• What the exercise asks
For this task, output every entry below exactly and omit the pictures.

+++ Records for the exercise

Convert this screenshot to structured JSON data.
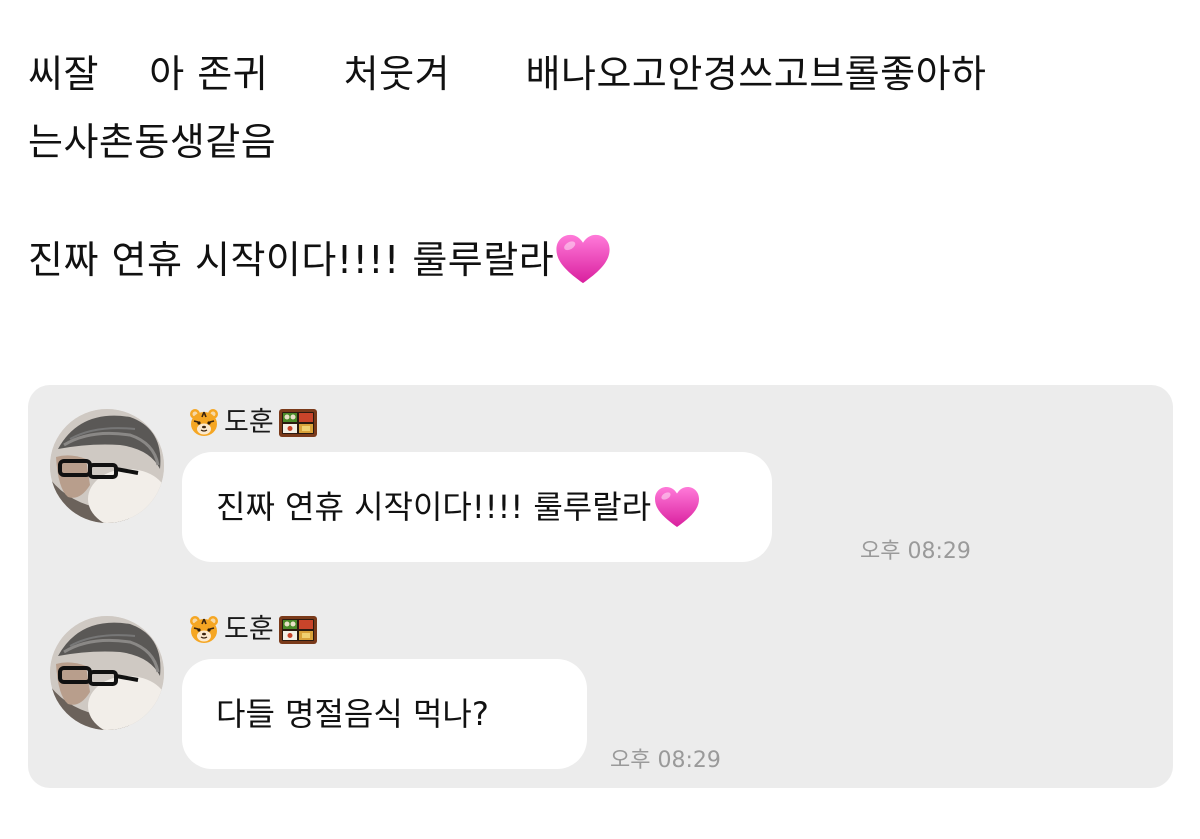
{
  "post": {
    "line1": "씨잘    아 존귀      처웃겨      배나오고안경쓰고브롤좋아하",
    "line2": "는사촌동생같음",
    "line3": "진짜 연휴 시작이다!!!! 룰루랄라",
    "heart_emoji": "pink-heart-icon"
  },
  "chat": {
    "messages": [
      {
        "sender": "도훈",
        "sender_prefix_icon": "tiger-face-icon",
        "sender_suffix_icon": "bento-box-icon",
        "text": "진짜 연휴 시작이다!!!! 룰루랄라",
        "time": "오후 08:29",
        "trailing_icon": "pink-heart-icon"
      },
      {
        "sender": "도훈",
        "sender_prefix_icon": "tiger-face-icon",
        "sender_suffix_icon": "bento-box-icon",
        "text": "다들 명절음식 먹나?",
        "time": "오후 08:29"
      }
    ]
  },
  "colors": {
    "card_bg": "#ececec",
    "bubble_bg": "#ffffff",
    "time_text": "#9a9a9a",
    "heart": "#e83fb2"
  }
}
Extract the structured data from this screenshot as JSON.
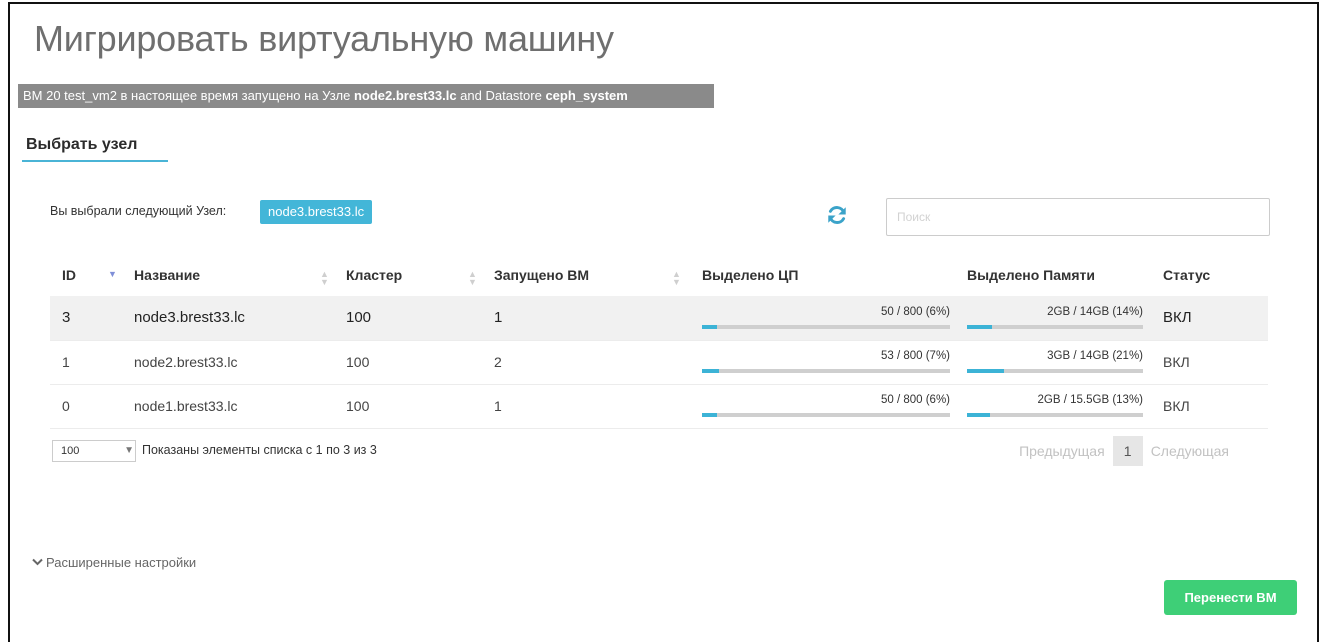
{
  "dialog": {
    "title": "Мигрировать виртуальную машину",
    "info": {
      "prefix": "ВМ 20 test_vm2 в настоящее время запущено на Узле ",
      "host": "node2.brest33.lc",
      "middle": " and Datastore ",
      "datastore": "ceph_system"
    },
    "section_tab": "Выбрать узел"
  },
  "selection": {
    "label": "Вы выбрали следующий Узел:",
    "value": "node3.brest33.lc"
  },
  "search": {
    "placeholder": "Поиск",
    "value": ""
  },
  "table": {
    "columns": [
      "ID",
      "Название",
      "Кластер",
      "Запущено ВМ",
      "Выделено ЦП",
      "Выделено Памяти",
      "Статус"
    ],
    "rows": [
      {
        "id": "3",
        "name": "node3.brest33.lc",
        "cluster": "100",
        "vms": "1",
        "cpu": "50 / 800 (6%)",
        "cpu_pct": 6,
        "mem": "2GB / 14GB (14%)",
        "mem_pct": 14,
        "status": "ВКЛ"
      },
      {
        "id": "1",
        "name": "node2.brest33.lc",
        "cluster": "100",
        "vms": "2",
        "cpu": "53 / 800 (7%)",
        "cpu_pct": 7,
        "mem": "3GB / 14GB (21%)",
        "mem_pct": 21,
        "status": "ВКЛ"
      },
      {
        "id": "0",
        "name": "node1.brest33.lc",
        "cluster": "100",
        "vms": "1",
        "cpu": "50 / 800 (6%)",
        "cpu_pct": 6,
        "mem": "2GB / 15.5GB (13%)",
        "mem_pct": 13,
        "status": "ВКЛ"
      }
    ]
  },
  "footer": {
    "page_length": "100",
    "info": "Показаны элементы списка с 1 по 3 из 3",
    "prev": "Предыдущая",
    "page": "1",
    "next": "Следующая"
  },
  "advanced_label": "Расширенные настройки",
  "migrate_button": "Перенести ВМ",
  "colors": {
    "accent": "#43b6d8",
    "success": "#3ecf77",
    "banner": "#8a8a8a"
  },
  "icons": {
    "refresh": "refresh-icon",
    "sort": "sort-icon",
    "expand": "chevron-down-icon",
    "dropdown": "caret-down-icon"
  }
}
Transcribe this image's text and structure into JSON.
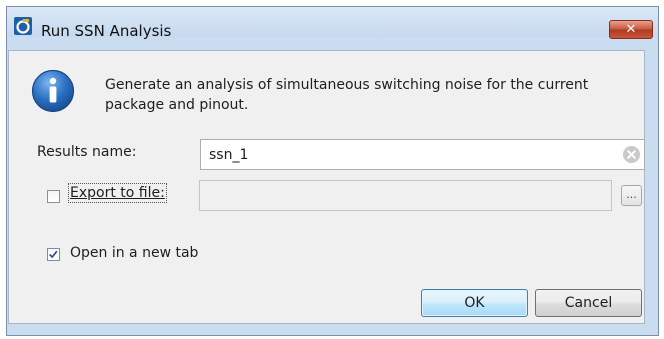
{
  "window": {
    "title": "Run SSN Analysis",
    "close_label": "✕"
  },
  "dialog": {
    "description": "Generate an analysis of simultaneous switching noise for the current package and pinout.",
    "results_name_label": "Results name:",
    "results_name_value": "ssn_1",
    "export_label": "Export to file:",
    "export_checked": false,
    "export_path_value": "",
    "browse_label": "...",
    "open_tab_label": "Open in a new tab",
    "open_tab_checked": true,
    "ok_label": "OK",
    "cancel_label": "Cancel"
  },
  "icons": {
    "app": "quartus-app-icon",
    "info": "info-icon",
    "clear": "clear-input-icon",
    "check": "checkmark-icon"
  },
  "colors": {
    "titlebar": "#c6d9ee",
    "close_button": "#c0392b",
    "default_button_border": "#3c7fb1"
  }
}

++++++

• Written reply
Convert this screenshot to structured JSON data.
{
  "post": {
    "line1": "씨잘    아 존귀      처웃겨      배나오고안경쓰고브롤좋아하",
    "line2": "는사촌동생같음",
    "line3": "진짜 연휴 시작이다!!!! 룰루랄라",
    "heart_emoji": "pink-heart-icon"
  },
  "chat": {
    "messages": [
      {
        "sender": "도훈",
        "sender_prefix_icon": "tiger-face-icon",
        "sender_suffix_icon": "bento-box-icon",
        "text": "진짜 연휴 시작이다!!!! 룰루랄라",
        "time": "오후 08:29",
        "trailing_icon": "pink-heart-icon"
      },
      {
        "sender": "도훈",
        "sender_prefix_icon": "tiger-face-icon",
        "sender_suffix_icon": "bento-box-icon",
        "text": "다들 명절음식 먹나?",
        "time": "오후 08:29"
      }
    ]
  },
  "colors": {
    "card_bg": "#ececec",
    "bubble_bg": "#ffffff",
    "time_text": "#9a9a9a",
    "heart": "#e83fb2"
  }
}
Extract the structured data from this screenshot as JSON.
{
  "dialog": {
    "title": "Мигрировать виртуальную машину",
    "info": {
      "prefix": "ВМ 20 test_vm2 в настоящее время запущено на Узле ",
      "host": "node2.brest33.lc",
      "middle": " and Datastore ",
      "datastore": "ceph_system"
    },
    "section_tab": "Выбрать узел"
  },
  "selection": {
    "label": "Вы выбрали следующий Узел:",
    "value": "node3.brest33.lc"
  },
  "search": {
    "placeholder": "Поиск",
    "value": ""
  },
  "table": {
    "columns": [
      "ID",
      "Название",
      "Кластер",
      "Запущено ВМ",
      "Выделено ЦП",
      "Выделено Памяти",
      "Статус"
    ],
    "rows": [
      {
        "id": "3",
        "name": "node3.brest33.lc",
        "cluster": "100",
        "vms": "1",
        "cpu": "50 / 800 (6%)",
        "cpu_pct": 6,
        "mem": "2GB / 14GB (14%)",
        "mem_pct": 14,
        "status": "ВКЛ"
      },
      {
        "id": "1",
        "name": "node2.brest33.lc",
        "cluster": "100",
        "vms": "2",
        "cpu": "53 / 800 (7%)",
        "cpu_pct": 7,
        "mem": "3GB / 14GB (21%)",
        "mem_pct": 21,
        "status": "ВКЛ"
      },
      {
        "id": "0",
        "name": "node1.brest33.lc",
        "cluster": "100",
        "vms": "1",
        "cpu": "50 / 800 (6%)",
        "cpu_pct": 6,
        "mem": "2GB / 15.5GB (13%)",
        "mem_pct": 13,
        "status": "ВКЛ"
      }
    ]
  },
  "footer": {
    "page_length": "100",
    "info": "Показаны элементы списка с 1 по 3 из 3",
    "prev": "Предыдущая",
    "page": "1",
    "next": "Следующая"
  },
  "advanced_label": "Расширенные настройки",
  "migrate_button": "Перенести ВМ",
  "colors": {
    "accent": "#43b6d8",
    "success": "#3ecf77",
    "banner": "#8a8a8a"
  },
  "icons": {
    "refresh": "refresh-icon",
    "sort": "sort-icon",
    "expand": "chevron-down-icon",
    "dropdown": "caret-down-icon"
  }
}
Transcribe this image's text and structure into JSON.
{
  "window": {
    "title": "Run SSN Analysis",
    "close_label": "✕"
  },
  "dialog": {
    "description": "Generate an analysis of simultaneous switching noise for the current package and pinout.",
    "results_name_label": "Results name:",
    "results_name_value": "ssn_1",
    "export_label": "Export to file:",
    "export_checked": false,
    "export_path_value": "",
    "browse_label": "...",
    "open_tab_label": "Open in a new tab",
    "open_tab_checked": true,
    "ok_label": "OK",
    "cancel_label": "Cancel"
  },
  "icons": {
    "app": "quartus-app-icon",
    "info": "info-icon",
    "clear": "clear-input-icon",
    "check": "checkmark-icon"
  },
  "colors": {
    "titlebar": "#c6d9ee",
    "close_button": "#c0392b",
    "default_button_border": "#3c7fb1"
  }
}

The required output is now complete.